### Task requirements
Set down every entry below exactly as it stands.

[Source information — start]

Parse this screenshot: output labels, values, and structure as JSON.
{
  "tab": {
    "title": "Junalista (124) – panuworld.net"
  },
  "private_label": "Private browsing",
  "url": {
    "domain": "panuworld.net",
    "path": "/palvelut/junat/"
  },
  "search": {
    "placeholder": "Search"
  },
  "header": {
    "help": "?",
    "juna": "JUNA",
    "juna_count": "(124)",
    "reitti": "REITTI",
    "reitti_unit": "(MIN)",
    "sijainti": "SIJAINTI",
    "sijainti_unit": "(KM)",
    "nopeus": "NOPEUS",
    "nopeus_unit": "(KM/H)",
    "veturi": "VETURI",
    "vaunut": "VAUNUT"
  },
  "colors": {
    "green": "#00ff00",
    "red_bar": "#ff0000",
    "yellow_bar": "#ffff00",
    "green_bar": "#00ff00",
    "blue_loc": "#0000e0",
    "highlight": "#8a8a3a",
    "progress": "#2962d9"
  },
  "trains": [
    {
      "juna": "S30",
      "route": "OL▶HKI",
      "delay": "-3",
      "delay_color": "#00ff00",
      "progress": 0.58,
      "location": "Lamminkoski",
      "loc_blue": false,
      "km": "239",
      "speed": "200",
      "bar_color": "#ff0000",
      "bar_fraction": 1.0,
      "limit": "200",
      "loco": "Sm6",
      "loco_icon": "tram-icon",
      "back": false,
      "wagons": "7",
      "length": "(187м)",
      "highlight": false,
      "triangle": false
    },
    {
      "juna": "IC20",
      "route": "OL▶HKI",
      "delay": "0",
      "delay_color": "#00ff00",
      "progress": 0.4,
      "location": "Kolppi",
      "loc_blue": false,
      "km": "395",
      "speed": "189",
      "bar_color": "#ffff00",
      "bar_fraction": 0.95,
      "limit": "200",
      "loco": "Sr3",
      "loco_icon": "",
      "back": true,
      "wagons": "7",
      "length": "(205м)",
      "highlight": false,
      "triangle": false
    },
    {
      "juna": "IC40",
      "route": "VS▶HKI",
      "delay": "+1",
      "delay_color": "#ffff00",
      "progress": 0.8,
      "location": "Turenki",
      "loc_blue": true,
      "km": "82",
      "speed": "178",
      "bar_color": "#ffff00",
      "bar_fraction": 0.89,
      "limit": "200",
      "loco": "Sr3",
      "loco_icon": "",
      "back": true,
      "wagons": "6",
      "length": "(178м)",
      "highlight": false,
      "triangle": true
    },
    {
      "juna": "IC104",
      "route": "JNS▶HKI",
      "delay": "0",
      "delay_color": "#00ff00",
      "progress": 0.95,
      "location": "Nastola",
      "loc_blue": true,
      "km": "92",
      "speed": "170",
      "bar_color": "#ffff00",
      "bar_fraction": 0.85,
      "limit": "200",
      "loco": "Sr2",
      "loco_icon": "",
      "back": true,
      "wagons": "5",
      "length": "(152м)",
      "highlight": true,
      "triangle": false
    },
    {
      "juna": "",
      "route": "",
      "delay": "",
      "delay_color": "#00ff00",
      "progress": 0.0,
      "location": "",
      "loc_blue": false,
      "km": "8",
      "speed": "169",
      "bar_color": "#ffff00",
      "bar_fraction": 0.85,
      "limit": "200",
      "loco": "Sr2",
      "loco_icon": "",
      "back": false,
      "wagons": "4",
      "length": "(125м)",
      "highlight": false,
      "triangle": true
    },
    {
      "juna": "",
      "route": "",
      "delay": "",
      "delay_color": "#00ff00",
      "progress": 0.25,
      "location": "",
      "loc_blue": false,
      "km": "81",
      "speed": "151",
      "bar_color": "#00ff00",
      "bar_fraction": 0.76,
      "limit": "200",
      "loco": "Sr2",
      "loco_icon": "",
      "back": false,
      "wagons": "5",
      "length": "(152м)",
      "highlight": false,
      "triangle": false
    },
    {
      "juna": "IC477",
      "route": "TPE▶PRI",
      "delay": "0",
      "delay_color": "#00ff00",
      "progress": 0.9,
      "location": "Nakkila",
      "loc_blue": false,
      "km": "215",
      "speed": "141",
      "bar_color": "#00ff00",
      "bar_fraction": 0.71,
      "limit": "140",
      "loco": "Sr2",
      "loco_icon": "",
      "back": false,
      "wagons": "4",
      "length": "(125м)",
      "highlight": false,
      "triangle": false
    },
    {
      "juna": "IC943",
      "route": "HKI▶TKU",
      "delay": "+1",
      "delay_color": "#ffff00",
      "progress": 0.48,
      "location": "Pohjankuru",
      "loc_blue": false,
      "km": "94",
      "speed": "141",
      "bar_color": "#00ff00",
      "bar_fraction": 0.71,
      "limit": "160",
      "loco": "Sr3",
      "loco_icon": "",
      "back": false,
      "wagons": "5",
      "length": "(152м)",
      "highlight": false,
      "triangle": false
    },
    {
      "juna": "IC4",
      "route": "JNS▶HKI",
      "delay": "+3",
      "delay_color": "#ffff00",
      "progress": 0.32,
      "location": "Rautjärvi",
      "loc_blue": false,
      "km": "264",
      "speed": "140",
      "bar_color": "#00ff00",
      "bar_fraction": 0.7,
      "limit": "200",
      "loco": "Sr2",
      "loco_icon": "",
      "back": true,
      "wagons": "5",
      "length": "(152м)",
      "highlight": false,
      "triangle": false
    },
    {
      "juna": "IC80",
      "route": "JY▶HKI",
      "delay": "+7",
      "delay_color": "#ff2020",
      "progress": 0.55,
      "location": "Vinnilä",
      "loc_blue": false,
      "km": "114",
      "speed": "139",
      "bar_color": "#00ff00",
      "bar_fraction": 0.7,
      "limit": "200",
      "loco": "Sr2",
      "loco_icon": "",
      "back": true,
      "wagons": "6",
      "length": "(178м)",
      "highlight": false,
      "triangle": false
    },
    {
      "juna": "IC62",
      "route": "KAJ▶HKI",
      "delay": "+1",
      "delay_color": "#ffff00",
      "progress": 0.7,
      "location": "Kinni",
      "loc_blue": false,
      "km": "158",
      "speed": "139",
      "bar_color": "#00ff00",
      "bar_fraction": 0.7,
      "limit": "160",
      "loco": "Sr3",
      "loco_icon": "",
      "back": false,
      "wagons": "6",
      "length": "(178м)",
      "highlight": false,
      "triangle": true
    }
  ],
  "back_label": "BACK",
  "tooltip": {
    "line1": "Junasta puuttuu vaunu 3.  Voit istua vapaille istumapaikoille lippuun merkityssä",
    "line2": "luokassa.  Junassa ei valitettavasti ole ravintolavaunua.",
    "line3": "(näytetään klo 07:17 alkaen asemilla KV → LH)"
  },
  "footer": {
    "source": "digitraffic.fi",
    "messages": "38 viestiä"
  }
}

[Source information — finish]

### Answer to the exercise
Parse this screenshot: output labels, values, and structure as JSON.
{
  "tab": {
    "title": "Junalista (124) – panuworld.net"
  },
  "private_label": "Private browsing",
  "url": {
    "domain": "panuworld.net",
    "path": "/palvelut/junat/"
  },
  "search": {
    "placeholder": "Search"
  },
  "header": {
    "help": "?",
    "juna": "JUNA",
    "juna_count": "(124)",
    "reitti": "REITTI",
    "reitti_unit": "(MIN)",
    "sijainti": "SIJAINTI",
    "sijainti_unit": "(KM)",
    "nopeus": "NOPEUS",
    "nopeus_unit": "(KM/H)",
    "veturi": "VETURI",
    "vaunut": "VAUNUT"
  },
  "colors": {
    "green": "#00ff00",
    "red_bar": "#ff0000",
    "yellow_bar": "#ffff00",
    "green_bar": "#00ff00",
    "blue_loc": "#0000e0",
    "highlight": "#8a8a3a",
    "progress": "#2962d9"
  },
  "trains": [
    {
      "juna": "S30",
      "route": "OL▶HKI",
      "delay": "-3",
      "delay_color": "#00ff00",
      "progress": 0.58,
      "location": "Lamminkoski",
      "loc_blue": false,
      "km": "239",
      "speed": "200",
      "bar_color": "#ff0000",
      "bar_fraction": 1.0,
      "limit": "200",
      "loco": "Sm6",
      "loco_icon": "tram-icon",
      "back": false,
      "wagons": "7",
      "length": "(187м)",
      "highlight": false,
      "triangle": false
    },
    {
      "juna": "IC20",
      "route": "OL▶HKI",
      "delay": "0",
      "delay_color": "#00ff00",
      "progress": 0.4,
      "location": "Kolppi",
      "loc_blue": false,
      "km": "395",
      "speed": "189",
      "bar_color": "#ffff00",
      "bar_fraction": 0.95,
      "limit": "200",
      "loco": "Sr3",
      "loco_icon": "",
      "back": true,
      "wagons": "7",
      "length": "(205м)",
      "highlight": false,
      "triangle": false
    },
    {
      "juna": "IC40",
      "route": "VS▶HKI",
      "delay": "+1",
      "delay_color": "#ffff00",
      "progress": 0.8,
      "location": "Turenki",
      "loc_blue": true,
      "km": "82",
      "speed": "178",
      "bar_color": "#ffff00",
      "bar_fraction": 0.89,
      "limit": "200",
      "loco": "Sr3",
      "loco_icon": "",
      "back": true,
      "wagons": "6",
      "length": "(178м)",
      "highlight": false,
      "triangle": true
    },
    {
      "juna": "IC104",
      "route": "JNS▶HKI",
      "delay": "0",
      "delay_color": "#00ff00",
      "progress": 0.95,
      "location": "Nastola",
      "loc_blue": true,
      "km": "92",
      "speed": "170",
      "bar_color": "#ffff00",
      "bar_fraction": 0.85,
      "limit": "200",
      "loco": "Sr2",
      "loco_icon": "",
      "back": true,
      "wagons": "5",
      "length": "(152м)",
      "highlight": true,
      "triangle": false
    },
    {
      "juna": "",
      "route": "",
      "delay": "",
      "delay_color": "#00ff00",
      "progress": 0.0,
      "location": "",
      "loc_blue": false,
      "km": "8",
      "speed": "169",
      "bar_color": "#ffff00",
      "bar_fraction": 0.85,
      "limit": "200",
      "loco": "Sr2",
      "loco_icon": "",
      "back": false,
      "wagons": "4",
      "length": "(125м)",
      "highlight": false,
      "triangle": true
    },
    {
      "juna": "",
      "route": "",
      "delay": "",
      "delay_color": "#00ff00",
      "progress": 0.25,
      "location": "",
      "loc_blue": false,
      "km": "81",
      "speed": "151",
      "bar_color": "#00ff00",
      "bar_fraction": 0.76,
      "limit": "200",
      "loco": "Sr2",
      "loco_icon": "",
      "back": false,
      "wagons": "5",
      "length": "(152м)",
      "highlight": false,
      "triangle": false
    },
    {
      "juna": "IC477",
      "route": "TPE▶PRI",
      "delay": "0",
      "delay_color": "#00ff00",
      "progress": 0.9,
      "location": "Nakkila",
      "loc_blue": false,
      "km": "215",
      "speed": "141",
      "bar_color": "#00ff00",
      "bar_fraction": 0.71,
      "limit": "140",
      "loco": "Sr2",
      "loco_icon": "",
      "back": false,
      "wagons": "4",
      "length": "(125м)",
      "highlight": false,
      "triangle": false
    },
    {
      "juna": "IC943",
      "route": "HKI▶TKU",
      "delay": "+1",
      "delay_color": "#ffff00",
      "progress": 0.48,
      "location": "Pohjankuru",
      "loc_blue": false,
      "km": "94",
      "speed": "141",
      "bar_color": "#00ff00",
      "bar_fraction": 0.71,
      "limit": "160",
      "loco": "Sr3",
      "loco_icon": "",
      "back": false,
      "wagons": "5",
      "length": "(152м)",
      "highlight": false,
      "triangle": false
    },
    {
      "juna": "IC4",
      "route": "JNS▶HKI",
      "delay": "+3",
      "delay_color": "#ffff00",
      "progress": 0.32,
      "location": "Rautjärvi",
      "loc_blue": false,
      "km": "264",
      "speed": "140",
      "bar_color": "#00ff00",
      "bar_fraction": 0.7,
      "limit": "200",
      "loco": "Sr2",
      "loco_icon": "",
      "back": true,
      "wagons": "5",
      "length": "(152м)",
      "highlight": false,
      "triangle": false
    },
    {
      "juna": "IC80",
      "route": "JY▶HKI",
      "delay": "+7",
      "delay_color": "#ff2020",
      "progress": 0.55,
      "location": "Vinnilä",
      "loc_blue": false,
      "km": "114",
      "speed": "139",
      "bar_color": "#00ff00",
      "bar_fraction": 0.7,
      "limit": "200",
      "loco": "Sr2",
      "loco_icon": "",
      "back": true,
      "wagons": "6",
      "length": "(178м)",
      "highlight": false,
      "triangle": false
    },
    {
      "juna": "IC62",
      "route": "KAJ▶HKI",
      "delay": "+1",
      "delay_color": "#ffff00",
      "progress": 0.7,
      "location": "Kinni",
      "loc_blue": false,
      "km": "158",
      "speed": "139",
      "bar_color": "#00ff00",
      "bar_fraction": 0.7,
      "limit": "160",
      "loco": "Sr3",
      "loco_icon": "",
      "back": false,
      "wagons": "6",
      "length": "(178м)",
      "highlight": false,
      "triangle": true
    }
  ],
  "back_label": "BACK",
  "tooltip": {
    "line1": "Junasta puuttuu vaunu 3.  Voit istua vapaille istumapaikoille lippuun merkityssä",
    "line2": "luokassa.  Junassa ei valitettavasti ole ravintolavaunua.",
    "line3": "(näytetään klo 07:17 alkaen asemilla KV → LH)"
  },
  "footer": {
    "source": "digitraffic.fi",
    "messages": "38 viestiä"
  }
}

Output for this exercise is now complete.